Senator Leahy on Upcoming Identity Theft Hearings:
‘Obviously the Question of the Stock Sale Will Come Up’
NEW YORK, March 6 2005 – LAWFUEL – The Law News Network — Last Friday, ChoicePoint Inc. — a company in the business of tracking and selling sensitive information like credit histories and Social Security numbers — said the Securities and
Exchange Commission had launched an informal inquiry into the sale of millions
of dollars of company stock by ChoicePoint chief executive Derek Smith and
president Doug Curling. The sale came soon after the firm discovered a major
security breach last September that potentially exposed 145,000 people to
identity theft. After it was fully disclosed last month, the bad news
triggered a sharp drop in ChoicePoint’s stock price.
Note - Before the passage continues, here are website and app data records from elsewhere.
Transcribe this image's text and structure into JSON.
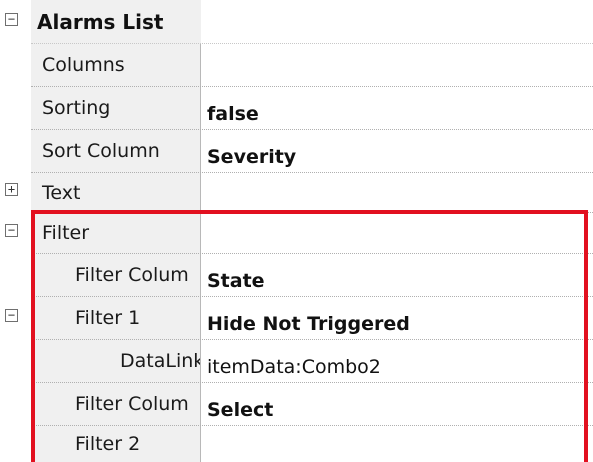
{
  "category": {
    "title": "Alarms List",
    "expander_icon": "minus-box-icon"
  },
  "properties": [
    {
      "label": "Columns",
      "value": "",
      "bold": false
    },
    {
      "label": "Sorting",
      "value": "false",
      "bold": true
    },
    {
      "label": "Sort Column",
      "value": "Severity",
      "bold": true
    },
    {
      "label": "Text",
      "value": "",
      "bold": false,
      "expander": "+"
    },
    {
      "label": "Filter",
      "value": "",
      "bold": false,
      "expander": "−"
    },
    {
      "label": "Filter Colum",
      "value": "State",
      "bold": true
    },
    {
      "label": "Filter 1",
      "value": "Hide Not Triggered",
      "bold": true,
      "expander": "−"
    },
    {
      "label": "DataLink",
      "value": "itemData:Combo2",
      "bold": false
    },
    {
      "label": "Filter Colum",
      "value": "Select",
      "bold": true
    },
    {
      "label": "Filter 2",
      "value": "",
      "bold": false
    }
  ],
  "colors": {
    "highlight": "#e2101f",
    "label_background": "#f0f0f0"
  }
}
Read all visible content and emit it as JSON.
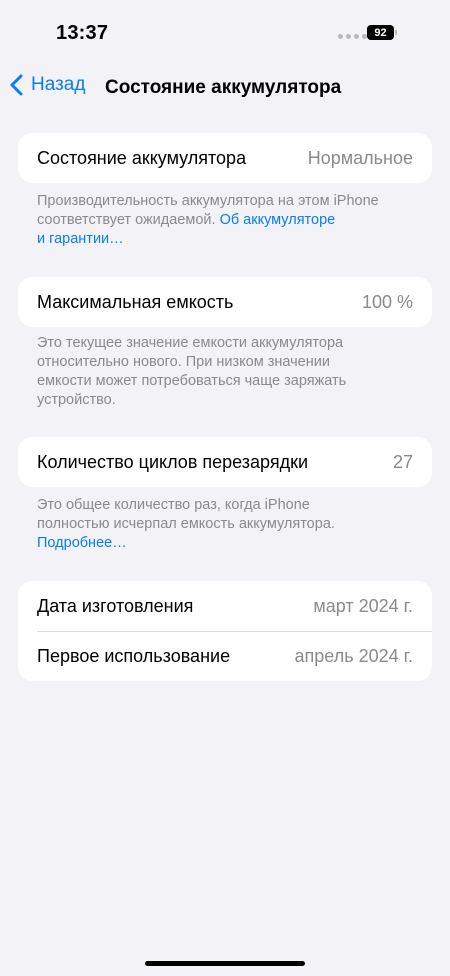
{
  "status_bar": {
    "time": "13:37",
    "battery": "92"
  },
  "nav": {
    "back_label": "Назад",
    "title": "Состояние аккумулятора"
  },
  "battery_health": {
    "label": "Состояние аккумулятора",
    "value": "Нормальное",
    "footnote_line1": "Производительность аккумулятора на этом iPhone",
    "footnote_line2": "соответствует ожидаемой.",
    "link_part1": "Об аккумуляторе",
    "link_part2": "и гарантии…"
  },
  "max_capacity": {
    "label": "Максимальная емкость",
    "value": "100 %",
    "footnote_lines": [
      "Это текущее значение емкости аккумулятора",
      "относительно нового. При низком значении",
      "емкости может потребоваться чаще заряжать",
      "устройство."
    ]
  },
  "cycle_count": {
    "label": "Количество циклов перезарядки",
    "value": "27",
    "footnote_lines": [
      "Это общее количество раз, когда iPhone",
      "полностью исчерпал емкость аккумулятора."
    ],
    "link": "Подробнее…"
  },
  "dates": {
    "manufacture_label": "Дата изготовления",
    "manufacture_value": "март 2024 г.",
    "first_use_label": "Первое использование",
    "first_use_value": "апрель 2024 г."
  },
  "colors": {
    "background": "#f2f2f7",
    "accent": "#0a7cf5",
    "secondary_text": "#8a8a8e"
  }
}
But in the March 14 issue
of Newsweek (on newsstands Monday, March 7), Senior Writer Charles Gasparino
and Special Correspondent Kathryn Williams report that the SEC is also looking
at the sales from another angle: whether the company failed to disclose
important, potentially market-moving information at a time when company
insiders were selling stock, one person with knowledge of the inquiry says.
(Photo: http://www.newscom.com/cgi-bin/prnh/20050306/NYSU006 )
A company spokeswoman says Smith and Curling did nothing wrong, and adds
that they were asked in writing in November by the Los Angeles County
Sheriff’s Department to hold off disclosing the breach until at least January,
because publicity might compromise the investigation. (The company declined to
provide a copy of the letter, but read a portion of it to Newsweek.) But Lt.
Robert Costa of the LASD told Newsweek that ChoicePoint might be
misrepresenting the intent of the letter, written by one of his detectives.
Costa said he informed ChoicePoint to begin disclosing its problems in early
November, not long after the company reported the matter to his office. He
says the department didn’t tell ChoicePoint to hold off disclosing the
problem-only to quickly hand over the names of the potential victims first.
On Friday ChoicePoint also disclosed that the Federal Trade Commission had
started investigating the security breach. And Sen. Patrick Leahy of Vermont,
ranking member of the Senate Judiciary Committee, plans to soon hold hearings
on identity theft, Gasparino and Williams report. “Obviously the question of
the stock sale will come up,” says Leahy.